In 2011, I was a final­ist for the Sami Rohr Prize for Jew­ish Lit­er­a­ture. Thanks to this hon­or, I was invit­ed to speak at sev­er­al Jew­ish book groups all over the coun­try. I would hate to keep the exper­tise in Jew­ish book groups all to myself, and so, forth­with, here are:

1. Jews buy books. I don’t know what the sta­tis­tics are on this, but I’d guess that Jew­ish women are sin­gle­hand­ed­ly float­ing the entire pub­lish­ing busi­ness. They even buy hardcovers.

2. The mad dash at the end of your read­ing is not to have you sign your mag­num opus for pos­ter­i­ty, but rather to par­take of the slight­ly dry cof­fee cake.

3. Mem­bers of the JBC Net­work read your book, and if they don’t like it, they will let you know.

4. Every­one claims to know some­one who they want to set you up with, but no one ever fol­lows through on it.

5. It is accept­able to order bacon-wrapped scal­lops at a pre-read­ing dinner.

6. In every group, there is always some­one who knows my mother.

7. Most peo­ple know my father too.

8. The ques­tions I get asked most often: How do you think of your ideas? Did you have to do a lot of research?

9. The two ques­tions I get asked least often: What do you like to eat for break­fast? Why are so many in your gen­er­a­tion mar­ry­ing out­side the faith?

10. If you think you’ve met some­one before, it’s prob­a­bly just that she looks like one of your cousins. 

Alli­son Amend’s most recent nov­el, A Near­ly Per­fect Copy, is now avail­able. Read more about Alli­son here.

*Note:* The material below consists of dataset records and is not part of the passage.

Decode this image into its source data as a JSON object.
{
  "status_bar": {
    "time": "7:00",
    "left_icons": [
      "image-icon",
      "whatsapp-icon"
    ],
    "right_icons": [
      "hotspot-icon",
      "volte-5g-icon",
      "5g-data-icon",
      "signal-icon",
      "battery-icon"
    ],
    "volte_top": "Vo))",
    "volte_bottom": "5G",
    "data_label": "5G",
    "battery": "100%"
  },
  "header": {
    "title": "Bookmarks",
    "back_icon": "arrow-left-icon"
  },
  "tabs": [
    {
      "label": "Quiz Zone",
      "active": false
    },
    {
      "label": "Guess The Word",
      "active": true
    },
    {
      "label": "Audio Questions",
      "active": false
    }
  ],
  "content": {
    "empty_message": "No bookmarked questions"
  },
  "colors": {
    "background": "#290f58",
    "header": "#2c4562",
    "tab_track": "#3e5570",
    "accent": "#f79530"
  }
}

Alli­son Amend, a grad­u­ate of the Iowa Writ­ers’ Work­shop, is the author of the Inde­pen­dent Pub­lish­er Book Award-win­ning short sto­ry col­lec­tion Things That Pass for Love and the nov­els Sta­tions West (a final­ist for the 2011 Sami Rohr Prize for Jew­ish Lit­er­a­ture and the Okla­homa Book Award) and A Near­ly Per­fect Copy. She lives in New York City.